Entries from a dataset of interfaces
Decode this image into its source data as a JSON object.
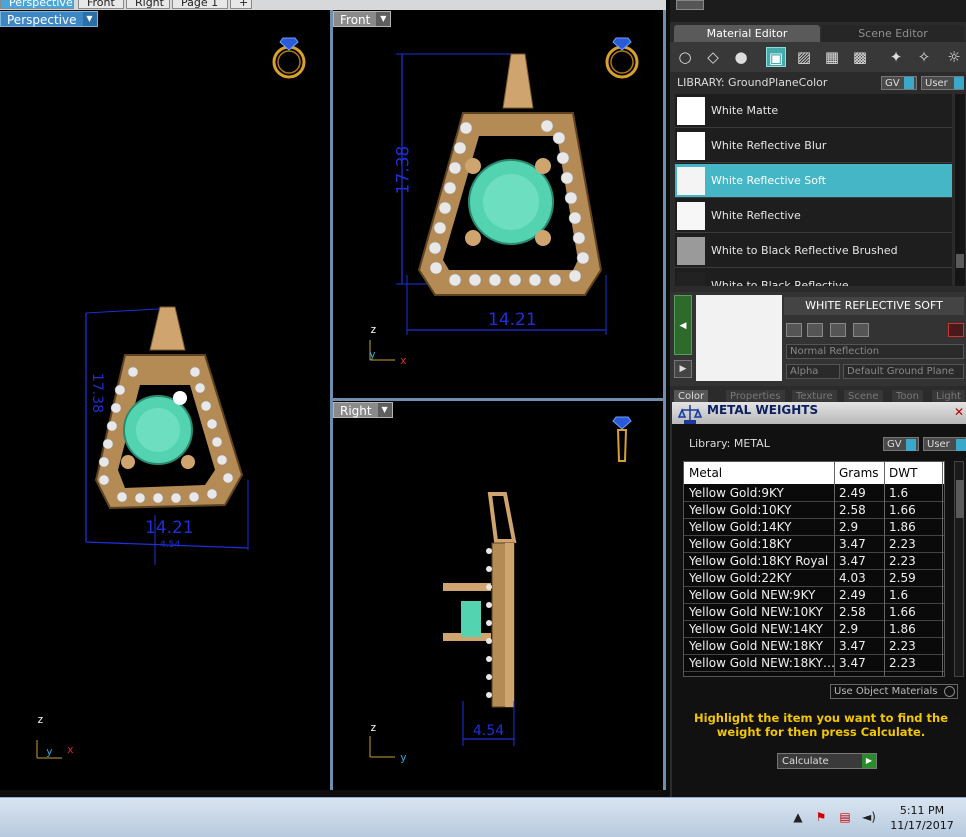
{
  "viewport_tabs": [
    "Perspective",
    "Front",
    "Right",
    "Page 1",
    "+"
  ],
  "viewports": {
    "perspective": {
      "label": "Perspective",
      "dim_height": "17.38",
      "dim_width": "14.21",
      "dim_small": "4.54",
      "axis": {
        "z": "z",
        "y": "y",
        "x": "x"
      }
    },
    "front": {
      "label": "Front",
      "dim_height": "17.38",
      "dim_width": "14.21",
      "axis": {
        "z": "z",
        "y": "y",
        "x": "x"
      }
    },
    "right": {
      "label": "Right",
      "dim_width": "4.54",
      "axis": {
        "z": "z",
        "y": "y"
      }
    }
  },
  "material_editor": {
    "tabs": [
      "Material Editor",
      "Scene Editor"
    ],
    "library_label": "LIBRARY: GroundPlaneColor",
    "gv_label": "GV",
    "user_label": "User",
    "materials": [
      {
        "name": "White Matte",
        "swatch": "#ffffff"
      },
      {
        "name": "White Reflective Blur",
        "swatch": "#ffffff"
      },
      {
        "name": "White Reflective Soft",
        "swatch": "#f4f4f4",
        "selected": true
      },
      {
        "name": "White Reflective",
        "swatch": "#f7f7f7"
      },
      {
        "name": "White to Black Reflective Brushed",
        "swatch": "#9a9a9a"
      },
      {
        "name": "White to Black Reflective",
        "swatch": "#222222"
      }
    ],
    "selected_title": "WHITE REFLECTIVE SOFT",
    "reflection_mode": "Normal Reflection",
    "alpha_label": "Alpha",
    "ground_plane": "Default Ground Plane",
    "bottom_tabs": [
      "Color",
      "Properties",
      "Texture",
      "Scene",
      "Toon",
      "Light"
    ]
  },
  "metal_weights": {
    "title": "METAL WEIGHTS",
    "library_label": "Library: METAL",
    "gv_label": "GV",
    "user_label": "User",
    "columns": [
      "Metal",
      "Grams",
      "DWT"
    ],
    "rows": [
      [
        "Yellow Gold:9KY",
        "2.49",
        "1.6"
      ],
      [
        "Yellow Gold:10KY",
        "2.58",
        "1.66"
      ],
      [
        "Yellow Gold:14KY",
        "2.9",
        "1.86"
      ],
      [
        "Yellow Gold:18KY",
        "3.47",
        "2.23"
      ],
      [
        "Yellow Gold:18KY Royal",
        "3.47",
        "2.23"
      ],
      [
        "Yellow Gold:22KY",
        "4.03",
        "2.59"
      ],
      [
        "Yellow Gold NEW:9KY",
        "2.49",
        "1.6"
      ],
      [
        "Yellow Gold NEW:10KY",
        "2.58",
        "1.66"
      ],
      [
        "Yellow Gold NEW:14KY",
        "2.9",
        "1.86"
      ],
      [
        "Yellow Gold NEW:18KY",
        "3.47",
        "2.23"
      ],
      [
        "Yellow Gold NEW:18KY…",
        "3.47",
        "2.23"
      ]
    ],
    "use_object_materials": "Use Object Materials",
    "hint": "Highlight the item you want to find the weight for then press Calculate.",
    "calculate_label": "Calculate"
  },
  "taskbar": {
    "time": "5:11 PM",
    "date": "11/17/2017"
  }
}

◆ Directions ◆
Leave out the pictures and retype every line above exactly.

◆ Result for this exercise ◆
Decode this image into its source data as a JSON object.
{
  "viewport_tabs": [
    "Perspective",
    "Front",
    "Right",
    "Page 1",
    "+"
  ],
  "viewports": {
    "perspective": {
      "label": "Perspective",
      "dim_height": "17.38",
      "dim_width": "14.21",
      "dim_small": "4.54",
      "axis": {
        "z": "z",
        "y": "y",
        "x": "x"
      }
    },
    "front": {
      "label": "Front",
      "dim_height": "17.38",
      "dim_width": "14.21",
      "axis": {
        "z": "z",
        "y": "y",
        "x": "x"
      }
    },
    "right": {
      "label": "Right",
      "dim_width": "4.54",
      "axis": {
        "z": "z",
        "y": "y"
      }
    }
  },
  "material_editor": {
    "tabs": [
      "Material Editor",
      "Scene Editor"
    ],
    "library_label": "LIBRARY: GroundPlaneColor",
    "gv_label": "GV",
    "user_label": "User",
    "materials": [
      {
        "name": "White Matte",
        "swatch": "#ffffff"
      },
      {
        "name": "White Reflective Blur",
        "swatch": "#ffffff"
      },
      {
        "name": "White Reflective Soft",
        "swatch": "#f4f4f4",
        "selected": true
      },
      {
        "name": "White Reflective",
        "swatch": "#f7f7f7"
      },
      {
        "name": "White to Black Reflective Brushed",
        "swatch": "#9a9a9a"
      },
      {
        "name": "White to Black Reflective",
        "swatch": "#222222"
      }
    ],
    "selected_title": "WHITE REFLECTIVE SOFT",
    "reflection_mode": "Normal Reflection",
    "alpha_label": "Alpha",
    "ground_plane": "Default Ground Plane",
    "bottom_tabs": [
      "Color",
      "Properties",
      "Texture",
      "Scene",
      "Toon",
      "Light"
    ]
  },
  "metal_weights": {
    "title": "METAL WEIGHTS",
    "library_label": "Library: METAL",
    "gv_label": "GV",
    "user_label": "User",
    "columns": [
      "Metal",
      "Grams",
      "DWT"
    ],
    "rows": [
      [
        "Yellow Gold:9KY",
        "2.49",
        "1.6"
      ],
      [
        "Yellow Gold:10KY",
        "2.58",
        "1.66"
      ],
      [
        "Yellow Gold:14KY",
        "2.9",
        "1.86"
      ],
      [
        "Yellow Gold:18KY",
        "3.47",
        "2.23"
      ],
      [
        "Yellow Gold:18KY Royal",
        "3.47",
        "2.23"
      ],
      [
        "Yellow Gold:22KY",
        "4.03",
        "2.59"
      ],
      [
        "Yellow Gold NEW:9KY",
        "2.49",
        "1.6"
      ],
      [
        "Yellow Gold NEW:10KY",
        "2.58",
        "1.66"
      ],
      [
        "Yellow Gold NEW:14KY",
        "2.9",
        "1.86"
      ],
      [
        "Yellow Gold NEW:18KY",
        "3.47",
        "2.23"
      ],
      [
        "Yellow Gold NEW:18KY…",
        "3.47",
        "2.23"
      ]
    ],
    "use_object_materials": "Use Object Materials",
    "hint": "Highlight the item you want to find the weight for then press Calculate.",
    "calculate_label": "Calculate"
  },
  "taskbar": {
    "time": "5:11 PM",
    "date": "11/17/2017"
  }
}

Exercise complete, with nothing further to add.